=== Provided records ===

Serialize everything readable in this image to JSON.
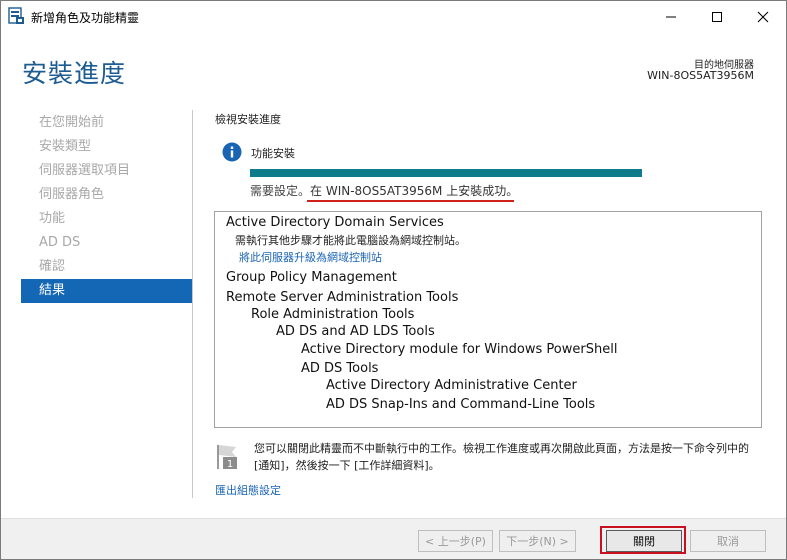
{
  "window": {
    "title": "新增角色及功能精靈",
    "minimize_icon": "minimize-icon",
    "maximize_icon": "maximize-icon",
    "close_icon": "close-icon"
  },
  "header": {
    "page_title": "安裝進度",
    "destination_label": "目的地伺服器",
    "destination_server": "WIN-8OS5AT3956M"
  },
  "nav": {
    "items": [
      {
        "label": "在您開始前",
        "active": false
      },
      {
        "label": "安裝類型",
        "active": false
      },
      {
        "label": "伺服器選取項目",
        "active": false
      },
      {
        "label": "伺服器角色",
        "active": false
      },
      {
        "label": "功能",
        "active": false
      },
      {
        "label": "AD DS",
        "active": false
      },
      {
        "label": "確認",
        "active": false
      },
      {
        "label": "結果",
        "active": true
      }
    ]
  },
  "main": {
    "heading": "檢視安裝進度",
    "feature_install_label": "功能安裝",
    "progress_fraction": 1.0,
    "status_prefix": "需要設定。",
    "status_success": "在 WIN-8OS5AT3956M 上安裝成功。",
    "results": [
      {
        "text": "Active Directory Domain Services",
        "level": 0,
        "kind": "big"
      },
      {
        "text": "需執行其他步驟才能將此電腦設為網域控制站。",
        "level": 0,
        "kind": "small"
      },
      {
        "text": "將此伺服器升級為網域控制站",
        "level": 0,
        "kind": "link"
      },
      {
        "text": "Group Policy Management",
        "level": 0,
        "kind": "big"
      },
      {
        "text": "Remote Server Administration Tools",
        "level": 0,
        "kind": "big"
      },
      {
        "text": "Role Administration Tools",
        "level": 1,
        "kind": "big"
      },
      {
        "text": "AD DS and AD LDS Tools",
        "level": 2,
        "kind": "big"
      },
      {
        "text": "Active Directory module for Windows PowerShell",
        "level": 3,
        "kind": "big"
      },
      {
        "text": "AD DS Tools",
        "level": 3,
        "kind": "big"
      },
      {
        "text": "Active Directory Administrative Center",
        "level": 4,
        "kind": "big"
      },
      {
        "text": "AD DS Snap-Ins and Command-Line Tools",
        "level": 4,
        "kind": "big"
      }
    ],
    "note": "您可以關閉此精靈而不中斷執行中的工作。檢視工作進度或再次開啟此頁面，方法是按一下命令列中的 [通知]，然後按一下 [工作詳細資料]。",
    "flag_badge": "1",
    "export_link": "匯出組態設定"
  },
  "footer": {
    "prev_label": "< 上一步(P)",
    "next_label": "下一步(N) >",
    "close_label": "關閉",
    "cancel_label": "取消"
  },
  "colors": {
    "title_blue": "#1c5c93",
    "nav_active": "#1467b5",
    "progress": "#0e7b8a",
    "link": "#1a64b4",
    "highlight_red": "#c8101f"
  }
}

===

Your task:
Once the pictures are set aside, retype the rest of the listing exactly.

Expected answer:
Serialize everything readable in this image to JSON.
{
  "window": {
    "title": "新增角色及功能精靈",
    "minimize_icon": "minimize-icon",
    "maximize_icon": "maximize-icon",
    "close_icon": "close-icon"
  },
  "header": {
    "page_title": "安裝進度",
    "destination_label": "目的地伺服器",
    "destination_server": "WIN-8OS5AT3956M"
  },
  "nav": {
    "items": [
      {
        "label": "在您開始前",
        "active": false
      },
      {
        "label": "安裝類型",
        "active": false
      },
      {
        "label": "伺服器選取項目",
        "active": false
      },
      {
        "label": "伺服器角色",
        "active": false
      },
      {
        "label": "功能",
        "active": false
      },
      {
        "label": "AD DS",
        "active": false
      },
      {
        "label": "確認",
        "active": false
      },
      {
        "label": "結果",
        "active": true
      }
    ]
  },
  "main": {
    "heading": "檢視安裝進度",
    "feature_install_label": "功能安裝",
    "progress_fraction": 1.0,
    "status_prefix": "需要設定。",
    "status_success": "在 WIN-8OS5AT3956M 上安裝成功。",
    "results": [
      {
        "text": "Active Directory Domain Services",
        "level": 0,
        "kind": "big"
      },
      {
        "text": "需執行其他步驟才能將此電腦設為網域控制站。",
        "level": 0,
        "kind": "small"
      },
      {
        "text": "將此伺服器升級為網域控制站",
        "level": 0,
        "kind": "link"
      },
      {
        "text": "Group Policy Management",
        "level": 0,
        "kind": "big"
      },
      {
        "text": "Remote Server Administration Tools",
        "level": 0,
        "kind": "big"
      },
      {
        "text": "Role Administration Tools",
        "level": 1,
        "kind": "big"
      },
      {
        "text": "AD DS and AD LDS Tools",
        "level": 2,
        "kind": "big"
      },
      {
        "text": "Active Directory module for Windows PowerShell",
        "level": 3,
        "kind": "big"
      },
      {
        "text": "AD DS Tools",
        "level": 3,
        "kind": "big"
      },
      {
        "text": "Active Directory Administrative Center",
        "level": 4,
        "kind": "big"
      },
      {
        "text": "AD DS Snap-Ins and Command-Line Tools",
        "level": 4,
        "kind": "big"
      }
    ],
    "note": "您可以關閉此精靈而不中斷執行中的工作。檢視工作進度或再次開啟此頁面，方法是按一下命令列中的 [通知]，然後按一下 [工作詳細資料]。",
    "flag_badge": "1",
    "export_link": "匯出組態設定"
  },
  "footer": {
    "prev_label": "< 上一步(P)",
    "next_label": "下一步(N) >",
    "close_label": "關閉",
    "cancel_label": "取消"
  },
  "colors": {
    "title_blue": "#1c5c93",
    "nav_active": "#1467b5",
    "progress": "#0e7b8a",
    "link": "#1a64b4",
    "highlight_red": "#c8101f"
  }
}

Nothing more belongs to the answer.